[What is needed]
Copy each line below that contains "this".

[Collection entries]

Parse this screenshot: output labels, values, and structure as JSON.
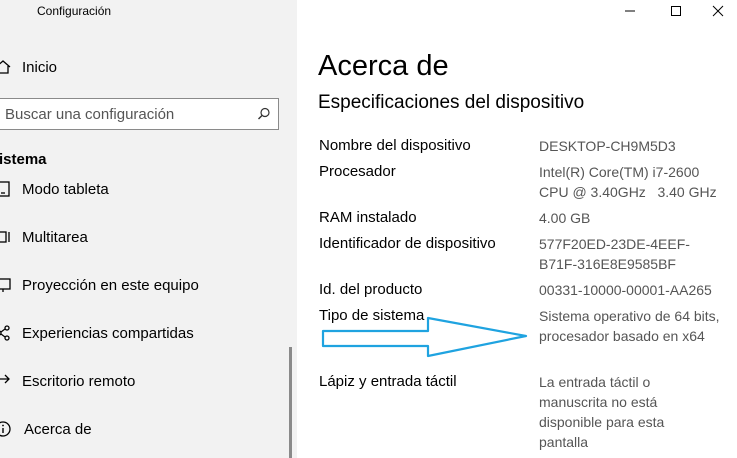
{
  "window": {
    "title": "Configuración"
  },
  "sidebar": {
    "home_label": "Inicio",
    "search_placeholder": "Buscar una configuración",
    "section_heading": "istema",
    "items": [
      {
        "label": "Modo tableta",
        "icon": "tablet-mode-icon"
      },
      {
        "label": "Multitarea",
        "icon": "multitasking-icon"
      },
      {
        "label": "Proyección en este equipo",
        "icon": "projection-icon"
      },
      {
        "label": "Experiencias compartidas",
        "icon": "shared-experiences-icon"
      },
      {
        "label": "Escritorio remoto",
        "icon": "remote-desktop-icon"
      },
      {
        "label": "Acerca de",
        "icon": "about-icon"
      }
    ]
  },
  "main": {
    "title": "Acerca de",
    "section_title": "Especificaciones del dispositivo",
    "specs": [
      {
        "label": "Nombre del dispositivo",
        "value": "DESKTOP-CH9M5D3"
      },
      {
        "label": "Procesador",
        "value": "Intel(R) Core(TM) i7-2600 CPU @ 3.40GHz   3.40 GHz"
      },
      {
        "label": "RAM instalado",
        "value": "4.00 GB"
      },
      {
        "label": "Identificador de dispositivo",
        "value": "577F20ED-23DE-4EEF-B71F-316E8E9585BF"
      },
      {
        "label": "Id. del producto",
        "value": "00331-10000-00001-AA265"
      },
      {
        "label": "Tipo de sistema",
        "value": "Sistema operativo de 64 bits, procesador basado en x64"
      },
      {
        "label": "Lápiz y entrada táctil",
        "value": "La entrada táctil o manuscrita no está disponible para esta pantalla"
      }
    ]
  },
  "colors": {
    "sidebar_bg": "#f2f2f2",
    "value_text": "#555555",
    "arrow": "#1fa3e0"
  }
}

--

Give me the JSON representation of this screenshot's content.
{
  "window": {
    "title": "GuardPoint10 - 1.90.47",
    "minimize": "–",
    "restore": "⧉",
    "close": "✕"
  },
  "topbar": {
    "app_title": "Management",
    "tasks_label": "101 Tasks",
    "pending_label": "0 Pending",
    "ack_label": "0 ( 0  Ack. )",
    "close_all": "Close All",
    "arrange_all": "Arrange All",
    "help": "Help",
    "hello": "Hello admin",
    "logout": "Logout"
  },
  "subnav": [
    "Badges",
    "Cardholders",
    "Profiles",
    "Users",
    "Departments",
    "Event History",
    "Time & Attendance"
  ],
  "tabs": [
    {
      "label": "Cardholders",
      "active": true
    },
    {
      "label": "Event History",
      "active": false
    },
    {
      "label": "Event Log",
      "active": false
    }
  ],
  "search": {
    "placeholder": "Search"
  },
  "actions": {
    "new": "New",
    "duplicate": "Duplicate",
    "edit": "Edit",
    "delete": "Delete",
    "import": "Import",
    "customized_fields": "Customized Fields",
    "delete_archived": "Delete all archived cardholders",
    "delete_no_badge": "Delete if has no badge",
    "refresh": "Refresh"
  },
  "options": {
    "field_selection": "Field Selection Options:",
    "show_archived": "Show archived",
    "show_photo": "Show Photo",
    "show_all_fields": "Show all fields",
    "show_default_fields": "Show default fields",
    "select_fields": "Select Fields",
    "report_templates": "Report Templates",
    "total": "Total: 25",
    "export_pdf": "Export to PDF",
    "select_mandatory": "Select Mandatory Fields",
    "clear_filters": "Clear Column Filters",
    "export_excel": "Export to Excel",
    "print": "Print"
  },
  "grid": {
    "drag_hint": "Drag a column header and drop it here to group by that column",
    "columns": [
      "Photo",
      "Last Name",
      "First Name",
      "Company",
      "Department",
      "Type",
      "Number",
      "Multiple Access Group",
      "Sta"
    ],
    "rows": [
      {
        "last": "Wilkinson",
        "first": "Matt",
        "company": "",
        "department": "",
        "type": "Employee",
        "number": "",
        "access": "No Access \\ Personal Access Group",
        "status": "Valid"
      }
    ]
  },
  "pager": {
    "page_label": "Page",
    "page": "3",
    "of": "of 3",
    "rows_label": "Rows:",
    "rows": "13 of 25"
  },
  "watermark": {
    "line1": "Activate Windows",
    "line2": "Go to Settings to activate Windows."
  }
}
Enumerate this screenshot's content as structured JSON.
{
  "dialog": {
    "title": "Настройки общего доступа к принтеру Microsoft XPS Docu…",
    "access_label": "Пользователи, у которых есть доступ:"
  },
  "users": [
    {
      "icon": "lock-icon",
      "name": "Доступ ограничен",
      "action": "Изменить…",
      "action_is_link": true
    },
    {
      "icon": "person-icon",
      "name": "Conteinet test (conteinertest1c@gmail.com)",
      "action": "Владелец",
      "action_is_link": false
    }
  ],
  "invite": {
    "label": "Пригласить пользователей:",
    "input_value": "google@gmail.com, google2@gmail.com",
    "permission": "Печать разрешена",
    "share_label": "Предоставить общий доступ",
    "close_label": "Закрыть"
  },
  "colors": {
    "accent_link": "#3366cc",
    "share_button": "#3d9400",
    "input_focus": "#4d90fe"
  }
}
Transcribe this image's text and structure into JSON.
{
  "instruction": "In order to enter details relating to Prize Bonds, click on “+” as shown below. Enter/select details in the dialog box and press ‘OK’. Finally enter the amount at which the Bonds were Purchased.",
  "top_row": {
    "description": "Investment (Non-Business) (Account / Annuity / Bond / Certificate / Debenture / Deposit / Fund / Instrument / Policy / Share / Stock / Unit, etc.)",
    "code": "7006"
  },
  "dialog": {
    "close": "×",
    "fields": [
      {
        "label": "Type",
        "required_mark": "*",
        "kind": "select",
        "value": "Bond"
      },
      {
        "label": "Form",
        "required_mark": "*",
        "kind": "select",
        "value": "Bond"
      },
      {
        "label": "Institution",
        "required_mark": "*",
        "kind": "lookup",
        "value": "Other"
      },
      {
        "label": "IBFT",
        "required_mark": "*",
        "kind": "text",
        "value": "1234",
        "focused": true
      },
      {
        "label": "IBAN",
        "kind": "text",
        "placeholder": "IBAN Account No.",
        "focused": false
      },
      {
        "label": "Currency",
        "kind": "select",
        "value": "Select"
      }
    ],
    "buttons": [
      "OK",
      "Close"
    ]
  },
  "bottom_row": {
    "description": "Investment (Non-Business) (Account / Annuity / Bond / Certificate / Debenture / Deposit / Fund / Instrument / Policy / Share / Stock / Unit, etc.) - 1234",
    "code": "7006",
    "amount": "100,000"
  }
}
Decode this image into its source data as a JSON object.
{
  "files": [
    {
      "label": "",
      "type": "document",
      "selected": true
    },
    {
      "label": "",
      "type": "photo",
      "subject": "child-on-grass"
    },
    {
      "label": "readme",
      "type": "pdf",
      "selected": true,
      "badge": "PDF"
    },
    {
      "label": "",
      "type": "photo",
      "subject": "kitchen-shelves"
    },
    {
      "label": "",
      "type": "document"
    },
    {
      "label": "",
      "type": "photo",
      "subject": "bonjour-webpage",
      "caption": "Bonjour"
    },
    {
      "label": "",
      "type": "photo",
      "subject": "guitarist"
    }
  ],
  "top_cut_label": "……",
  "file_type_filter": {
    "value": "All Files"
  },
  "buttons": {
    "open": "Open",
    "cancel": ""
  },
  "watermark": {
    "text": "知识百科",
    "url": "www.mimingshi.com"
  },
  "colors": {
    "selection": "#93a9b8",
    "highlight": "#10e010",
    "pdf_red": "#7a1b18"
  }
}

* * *

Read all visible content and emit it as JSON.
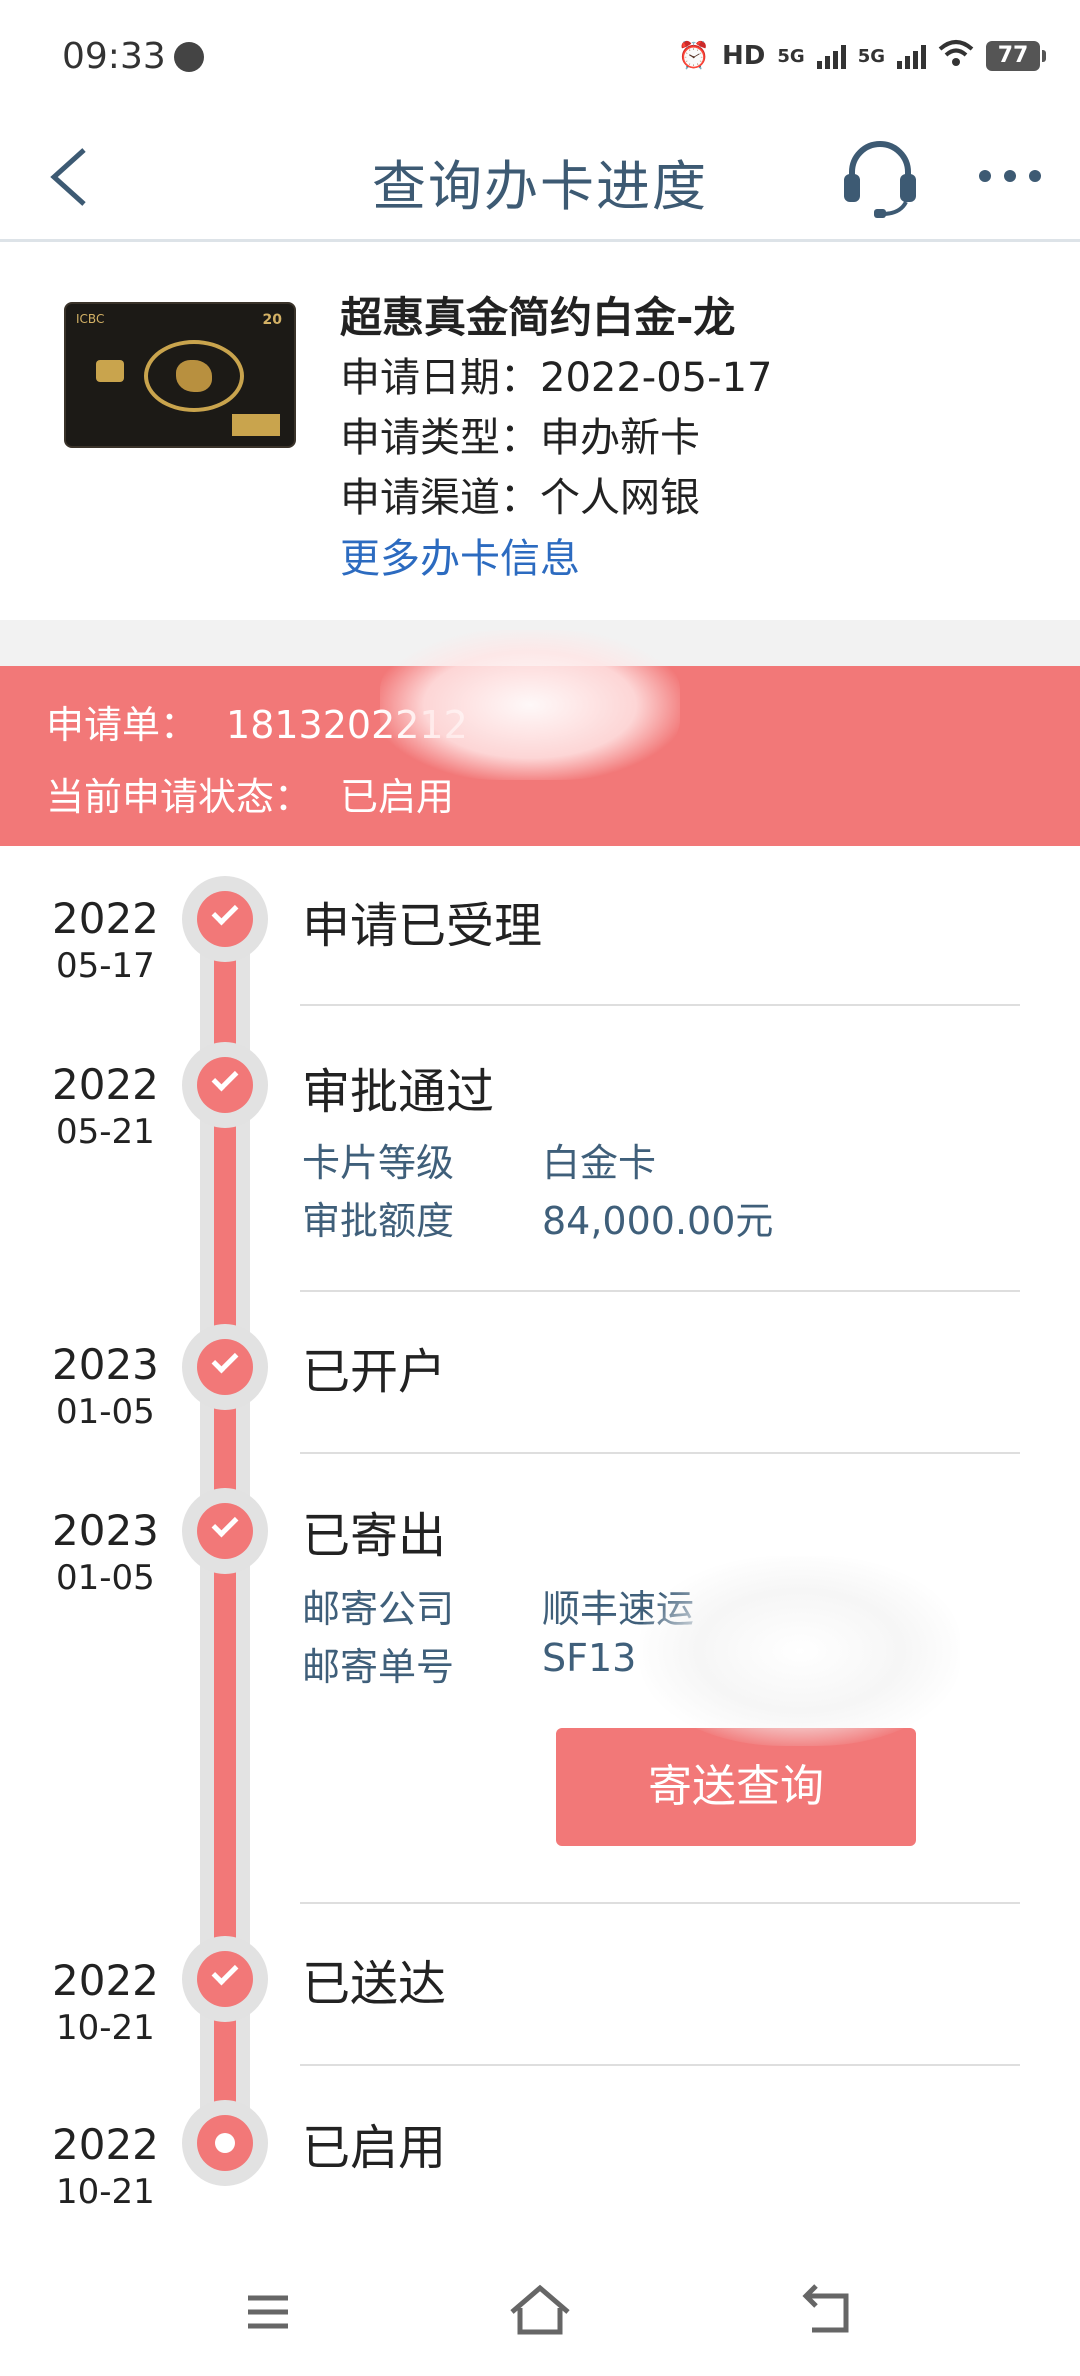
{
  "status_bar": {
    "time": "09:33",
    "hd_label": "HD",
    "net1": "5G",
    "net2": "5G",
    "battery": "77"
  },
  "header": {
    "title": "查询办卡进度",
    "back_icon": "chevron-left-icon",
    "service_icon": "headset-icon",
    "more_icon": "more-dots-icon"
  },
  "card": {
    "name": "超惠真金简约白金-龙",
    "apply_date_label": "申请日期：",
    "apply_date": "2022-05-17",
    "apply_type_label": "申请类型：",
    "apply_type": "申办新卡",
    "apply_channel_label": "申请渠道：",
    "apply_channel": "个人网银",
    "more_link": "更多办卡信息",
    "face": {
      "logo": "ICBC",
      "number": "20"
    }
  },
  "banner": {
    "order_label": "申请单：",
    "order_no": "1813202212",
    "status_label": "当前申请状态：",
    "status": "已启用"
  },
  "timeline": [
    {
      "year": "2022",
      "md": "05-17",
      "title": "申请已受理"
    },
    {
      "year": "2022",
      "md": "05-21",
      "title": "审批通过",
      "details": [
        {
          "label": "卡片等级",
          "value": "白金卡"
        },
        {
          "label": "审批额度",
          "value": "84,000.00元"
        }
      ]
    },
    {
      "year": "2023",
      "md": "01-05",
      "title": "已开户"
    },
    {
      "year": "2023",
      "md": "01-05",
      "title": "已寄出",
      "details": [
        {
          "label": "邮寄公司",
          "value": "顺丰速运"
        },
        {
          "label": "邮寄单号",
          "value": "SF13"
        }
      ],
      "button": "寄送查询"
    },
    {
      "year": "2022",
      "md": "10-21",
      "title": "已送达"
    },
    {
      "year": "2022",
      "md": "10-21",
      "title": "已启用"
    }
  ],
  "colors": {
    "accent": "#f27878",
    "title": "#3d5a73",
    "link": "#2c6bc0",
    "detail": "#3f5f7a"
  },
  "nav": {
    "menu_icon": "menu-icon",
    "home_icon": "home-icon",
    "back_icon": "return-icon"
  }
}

[Response to the exercise]
Parse this screenshot: output labels, values, and structure as JSON.
Give me the JSON representation of this screenshot's content.
Enumerate this screenshot's content as structured JSON.
Transcribe this image's text and structure into JSON.
Decode this image into its source data as a JSON object.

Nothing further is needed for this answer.